William James, the American philosopher and psychologist, wrote over 100 years ago that:
“One of the most extraordinary facts about our life is that, although we are besieged at every moment by impressions from our whole sensory surface, we notice so very small a part of them. […] Yet the physical impressions which do not count are there as much as those that do, and affect our sense-organs just as energetically. Why they fail to pierce the mind is a mystery…” (William James : Writings 1878-1899)
What William James was talking about was our incredible ability to focus selectively on one thing, while blocking out almost everything else.
It’s something we often do so easily that it’s surprising to find out just how good we are at it–much better than many might imagine.
That’s one of the reasons that one particular research paper, called Gorillas in our midst: Sustained inattentional blindness for dynamic events, published in 1999, has become so well-known.
Here’s a video, called ‘The Monkey Business Illusion‘ that explains the study:
Watching this again it still seems incredible to me that this ‘works’ on so many people, myself included.
We might feel like fools for getting ‘caught’ by the monkey business illusion, but we should take comfort in the fact that it demonstrates the ability to focus attention.
About the author

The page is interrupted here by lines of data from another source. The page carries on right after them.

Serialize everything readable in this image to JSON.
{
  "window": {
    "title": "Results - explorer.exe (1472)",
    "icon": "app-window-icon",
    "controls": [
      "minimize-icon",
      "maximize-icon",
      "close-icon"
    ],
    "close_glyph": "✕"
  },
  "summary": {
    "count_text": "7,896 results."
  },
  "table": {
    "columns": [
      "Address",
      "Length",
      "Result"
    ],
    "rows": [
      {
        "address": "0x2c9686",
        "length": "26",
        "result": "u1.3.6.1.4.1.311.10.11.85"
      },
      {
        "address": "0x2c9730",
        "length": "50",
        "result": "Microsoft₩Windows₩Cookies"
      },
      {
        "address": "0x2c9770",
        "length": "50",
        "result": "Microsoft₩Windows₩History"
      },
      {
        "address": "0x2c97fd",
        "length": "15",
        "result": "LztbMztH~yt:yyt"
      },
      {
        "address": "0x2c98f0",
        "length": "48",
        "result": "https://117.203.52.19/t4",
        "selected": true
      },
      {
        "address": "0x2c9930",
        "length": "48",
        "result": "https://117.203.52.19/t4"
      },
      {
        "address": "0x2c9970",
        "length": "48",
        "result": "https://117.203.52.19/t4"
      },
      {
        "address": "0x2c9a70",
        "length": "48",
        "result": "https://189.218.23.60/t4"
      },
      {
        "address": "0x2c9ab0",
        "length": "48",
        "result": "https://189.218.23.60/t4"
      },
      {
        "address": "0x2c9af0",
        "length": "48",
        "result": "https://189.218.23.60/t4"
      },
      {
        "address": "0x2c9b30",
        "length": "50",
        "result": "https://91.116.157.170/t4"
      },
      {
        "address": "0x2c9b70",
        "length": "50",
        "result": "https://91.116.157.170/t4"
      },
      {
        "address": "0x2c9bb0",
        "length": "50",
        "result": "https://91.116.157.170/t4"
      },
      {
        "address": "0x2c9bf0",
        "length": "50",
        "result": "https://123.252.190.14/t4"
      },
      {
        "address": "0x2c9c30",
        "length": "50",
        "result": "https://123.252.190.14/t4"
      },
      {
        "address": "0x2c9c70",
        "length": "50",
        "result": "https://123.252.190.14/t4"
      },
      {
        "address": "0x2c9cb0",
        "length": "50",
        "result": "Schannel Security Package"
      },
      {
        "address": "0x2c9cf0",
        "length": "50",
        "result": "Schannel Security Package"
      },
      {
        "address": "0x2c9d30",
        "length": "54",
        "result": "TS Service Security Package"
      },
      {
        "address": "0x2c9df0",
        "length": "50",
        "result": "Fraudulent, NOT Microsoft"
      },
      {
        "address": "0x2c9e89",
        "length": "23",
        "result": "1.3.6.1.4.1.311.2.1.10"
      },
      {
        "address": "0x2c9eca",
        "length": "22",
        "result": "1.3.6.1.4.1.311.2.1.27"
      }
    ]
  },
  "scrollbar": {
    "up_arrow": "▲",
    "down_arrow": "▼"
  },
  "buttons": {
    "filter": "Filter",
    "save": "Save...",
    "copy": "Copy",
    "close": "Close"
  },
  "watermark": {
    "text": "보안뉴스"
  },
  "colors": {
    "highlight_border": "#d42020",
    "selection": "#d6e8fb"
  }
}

Psychologist, Jeremy Dean, PhD is the founder and author of PsyBlog. He holds a doctorate in psychology from University College London and two other advanced degrees in psychology.

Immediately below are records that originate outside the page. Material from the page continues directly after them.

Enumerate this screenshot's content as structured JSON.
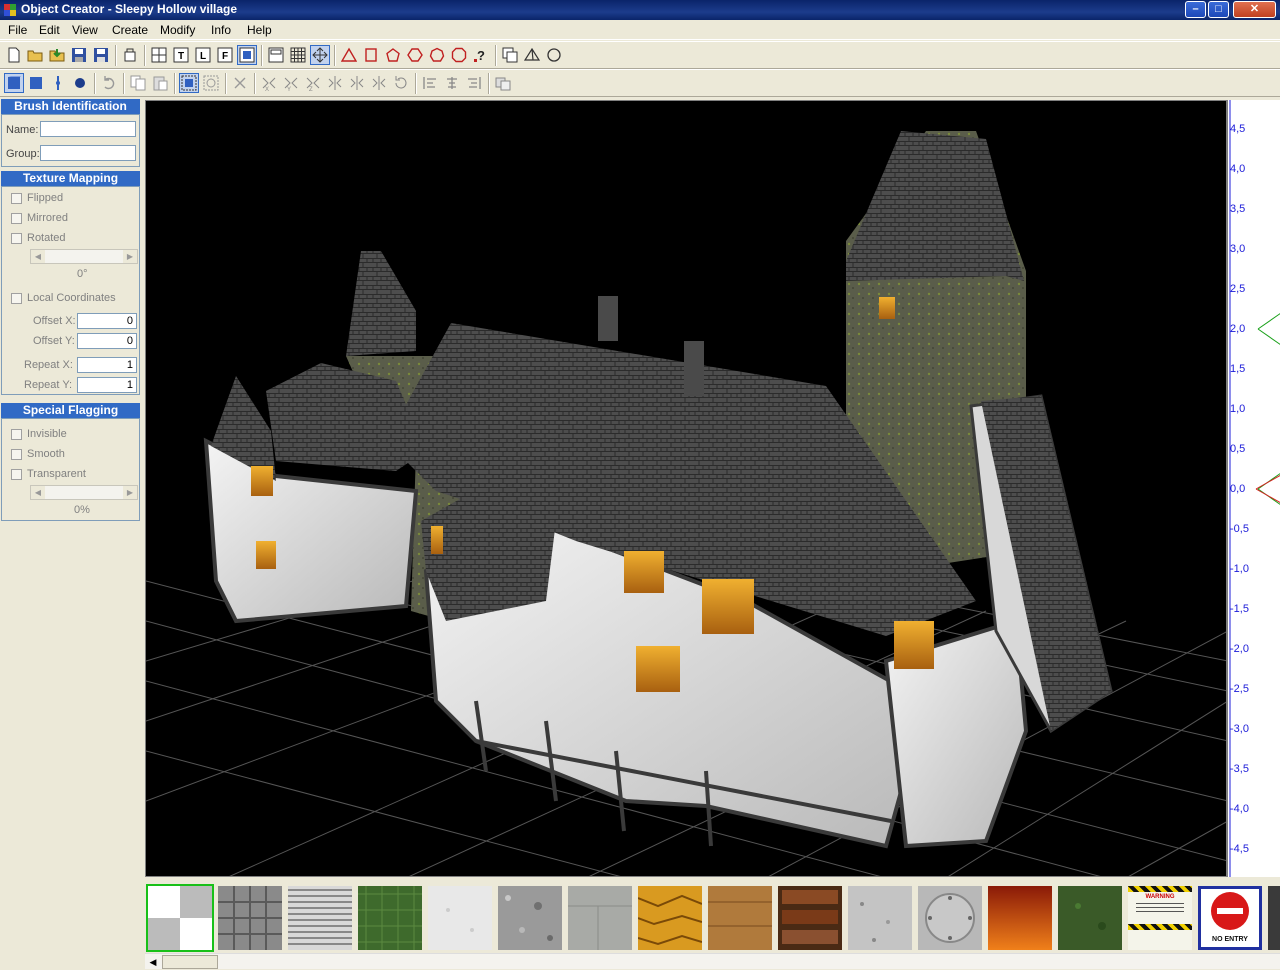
{
  "window": {
    "title": "Object Creator - Sleepy Hollow village",
    "minimize": "–",
    "maximize": "□",
    "close": "✕"
  },
  "menu": [
    "File",
    "Edit",
    "View",
    "Create",
    "Modify",
    "Info",
    "Help"
  ],
  "toolbar1": [
    {
      "name": "new-file-icon",
      "active": false
    },
    {
      "name": "open-folder-icon",
      "active": false
    },
    {
      "name": "import-icon",
      "active": false
    },
    {
      "name": "save-icon",
      "active": false
    },
    {
      "name": "save-as-icon",
      "active": false
    },
    {
      "name": "object-properties-icon",
      "active": false
    },
    {
      "name": "quad-view-icon",
      "active": false
    },
    {
      "name": "top-view-icon",
      "active": false
    },
    {
      "name": "left-view-icon",
      "active": false
    },
    {
      "name": "front-view-icon",
      "active": false
    },
    {
      "name": "perspective-view-icon",
      "active": true
    },
    {
      "name": "wireframe-icon",
      "active": false
    },
    {
      "name": "grid-icon",
      "active": false
    },
    {
      "name": "snap-icon",
      "active": false
    },
    {
      "name": "triangle-brush-icon",
      "active": false
    },
    {
      "name": "rectangle-brush-icon",
      "active": false
    },
    {
      "name": "pentagon-brush-icon",
      "active": false
    },
    {
      "name": "hexagon-brush-icon",
      "active": false
    },
    {
      "name": "heptagon-brush-icon",
      "active": false
    },
    {
      "name": "octagon-brush-icon",
      "active": false
    },
    {
      "name": "custom-polygon-icon",
      "active": false
    },
    {
      "name": "copy-brush-icon",
      "active": false
    },
    {
      "name": "pyramid-brush-icon",
      "active": false
    },
    {
      "name": "sphere-brush-icon",
      "active": false
    }
  ],
  "toolbar2": [
    {
      "name": "select-brush-icon",
      "active": true
    },
    {
      "name": "select-face-icon",
      "active": false
    },
    {
      "name": "select-edge-icon",
      "active": false
    },
    {
      "name": "select-vertex-icon",
      "active": false
    },
    {
      "name": "undo-icon",
      "active": false
    },
    {
      "name": "copy-icon",
      "active": false
    },
    {
      "name": "paste-icon",
      "active": false
    },
    {
      "name": "select-all-icon",
      "active": false
    },
    {
      "name": "deselect-icon",
      "active": false
    },
    {
      "name": "delete-icon",
      "active": false
    },
    {
      "name": "flip-x-icon",
      "active": false
    },
    {
      "name": "flip-y-icon",
      "active": false
    },
    {
      "name": "flip-z-icon",
      "active": false
    },
    {
      "name": "mirror-x-icon",
      "active": false
    },
    {
      "name": "mirror-y-icon",
      "active": false
    },
    {
      "name": "mirror-z-icon",
      "active": false
    },
    {
      "name": "rotate-icon",
      "active": false
    },
    {
      "name": "align-x-icon",
      "active": false
    },
    {
      "name": "align-y-icon",
      "active": false
    },
    {
      "name": "align-z-icon",
      "active": false
    },
    {
      "name": "texture-lock-icon",
      "active": false
    }
  ],
  "brush": {
    "heading": "Brush Identification",
    "name_label": "Name:",
    "name_value": "",
    "group_label": "Group:",
    "group_value": ""
  },
  "texture_mapping": {
    "heading": "Texture Mapping",
    "flipped": "Flipped",
    "mirrored": "Mirrored",
    "rotated": "Rotated",
    "rotation_value": "0°",
    "local_coords": "Local Coordinates",
    "offset_x_label": "Offset X:",
    "offset_x": "0",
    "offset_y_label": "Offset Y:",
    "offset_y": "0",
    "repeat_x_label": "Repeat X:",
    "repeat_x": "1",
    "repeat_y_label": "Repeat Y:",
    "repeat_y": "1"
  },
  "special_flagging": {
    "heading": "Special Flagging",
    "invisible": "Invisible",
    "smooth": "Smooth",
    "transparent": "Transparent",
    "transparency_value": "0%"
  },
  "ruler_ticks": [
    "4,5",
    "4,0",
    "3,5",
    "3,0",
    "2,5",
    "2,0",
    "1,5",
    "1,0",
    "0,5",
    "0,0",
    "-0,5",
    "-1,0",
    "-1,5",
    "-2,0",
    "-2,5",
    "-3,0",
    "-3,5",
    "-4,0",
    "-4,5"
  ],
  "textures": [
    {
      "name": "checker-texture",
      "selected": true,
      "caption": ""
    },
    {
      "name": "metal-grid-texture",
      "selected": false,
      "caption": ""
    },
    {
      "name": "stripes-texture",
      "selected": false,
      "caption": ""
    },
    {
      "name": "grass-texture",
      "selected": false,
      "caption": ""
    },
    {
      "name": "white-plaster-texture",
      "selected": false,
      "caption": ""
    },
    {
      "name": "gravel-texture",
      "selected": false,
      "caption": ""
    },
    {
      "name": "concrete-texture",
      "selected": false,
      "caption": ""
    },
    {
      "name": "gold-window-texture",
      "selected": false,
      "caption": ""
    },
    {
      "name": "wood-texture",
      "selected": false,
      "caption": ""
    },
    {
      "name": "bookshelf-texture",
      "selected": false,
      "caption": ""
    },
    {
      "name": "granite-texture",
      "selected": false,
      "caption": ""
    },
    {
      "name": "metal-plate-texture",
      "selected": false,
      "caption": ""
    },
    {
      "name": "lava-texture",
      "selected": false,
      "caption": ""
    },
    {
      "name": "moss-texture",
      "selected": false,
      "caption": ""
    },
    {
      "name": "warning-sign-texture",
      "selected": false,
      "caption": "WARNING"
    },
    {
      "name": "no-entry-sign-texture",
      "selected": false,
      "caption": "NO ENTRY"
    }
  ]
}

He has been writing about scientific research on PsyBlog since 2004. He is also the author of the book “Making Habits, Breaking Habits” (Da Capo, 2003) and several ebooks:
- Accept Yourself: How to feel a profound sense of warmth and self-compassion
- The Anxiety Plan: 42 Strategies For Worry, Phobias, OCD and Panic
- Spark: 17 Steps That Will Boost Your Motivation For Anything
- Activate: How To Find Joy Again By Changing What You Do
This, according to William James, is the road to mastery:
“…whether the attention come by grace of genius or dint of will, the longer one does attend to a topic the more mastery of it one has. And the faculty of voluntarily bringing back a wandering attention over and over again is the very root of judgment, character, and will. […] And education which should improve this faculty would be the education par excellence.” (William James : Writings 1878-1899)